Kraton Ngayogyakarta Hadiningrat, the Sulatn’s place, is located at the southeren end of jalan Ahmad Yani. The Kraton is the heart of the city of ngayogyakarta and covers an area of one square kilometre surrounded by a wall. It is in a sense a city within the city, housing some 25,000 residents, many of them artisans producting traditional crafts like batik cloth, silver wares, wayang puppets and masks. Construction of the complex began in 1755, following in division of the kingdom of Mataram, and continued for nearly forty years. The Innermost group of buildings, known as Proyekso, is still the private residence of the reigning sultan and his family. Here are kept many ancient pusaka, or sacred heirlooms. The reception hall, Bangsal Kencana, is a beautiful structure displaying exquisitely carved teak pillars and painted rafters. It was completed in 1792. A small museum exhibits some of the palace treasures, including gifts from European monarchs. Outside, in the Sri Manganti courtyard, two pendopo, traditional Javanese open sided buildings, contain four sets of gamelan instruments dating back to the 14th and 15th centuries. Also on view are gilded palanquins and sedan chairs, as well as an ancient bedug, the drum used to call Muslims to prayer.
On the northern and southern sides of the main palace buildings are large grassy areas known as alun-alun. In the middle of each stand two bayan btrees, which are said to guard the Kraton.

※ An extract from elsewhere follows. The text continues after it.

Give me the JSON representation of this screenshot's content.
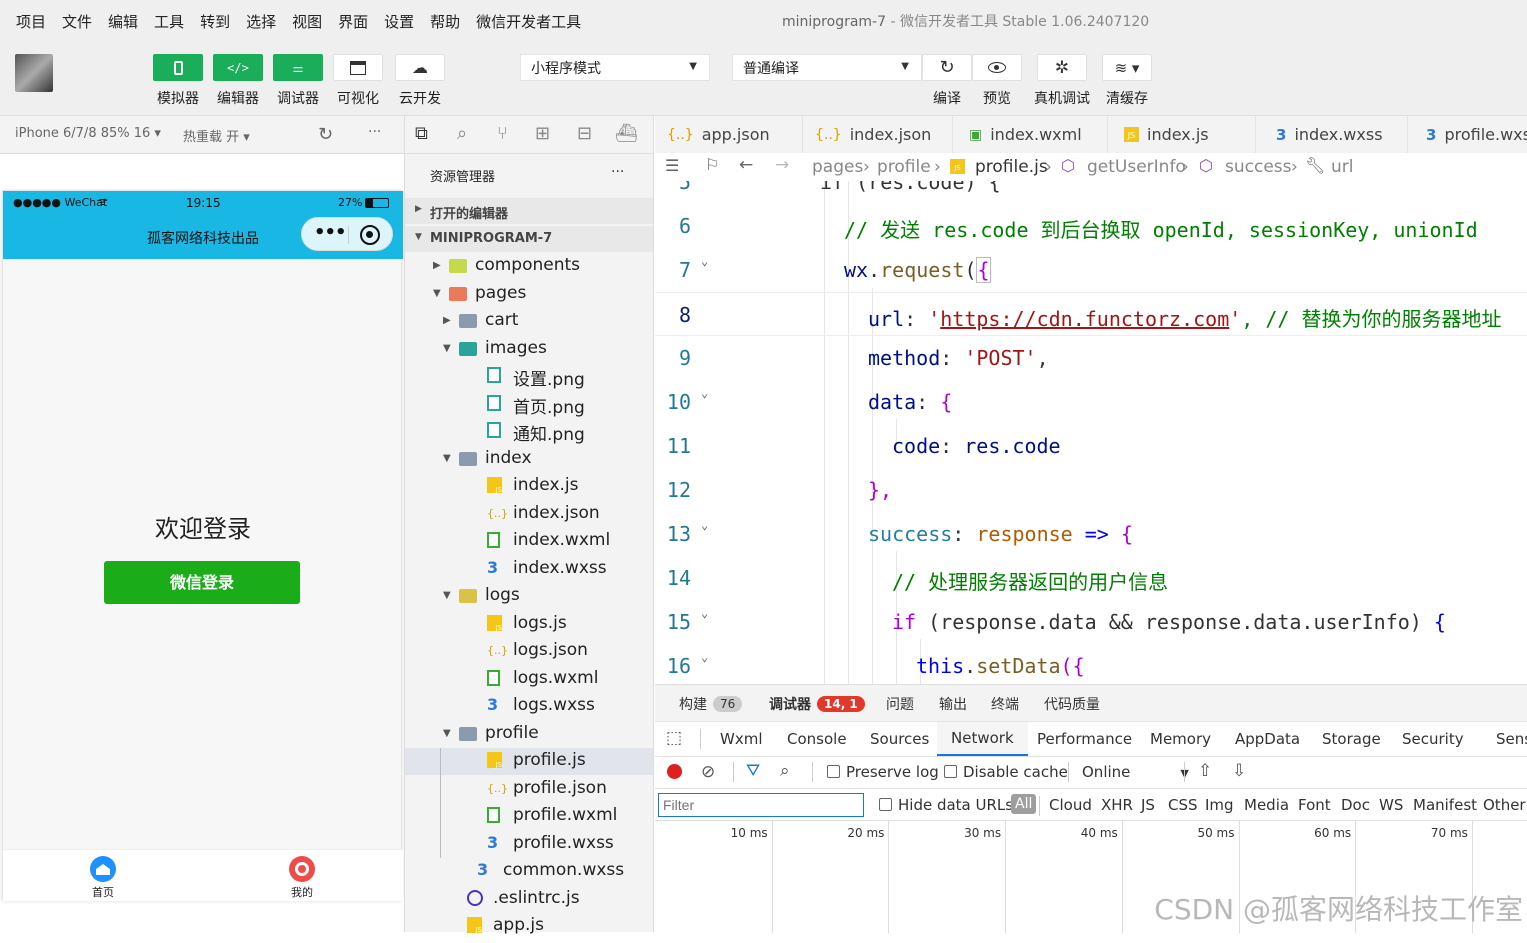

Today, much of the Kraton is open to the public and Sundays visitors have the opportunity to watch classical dance rehearsals there.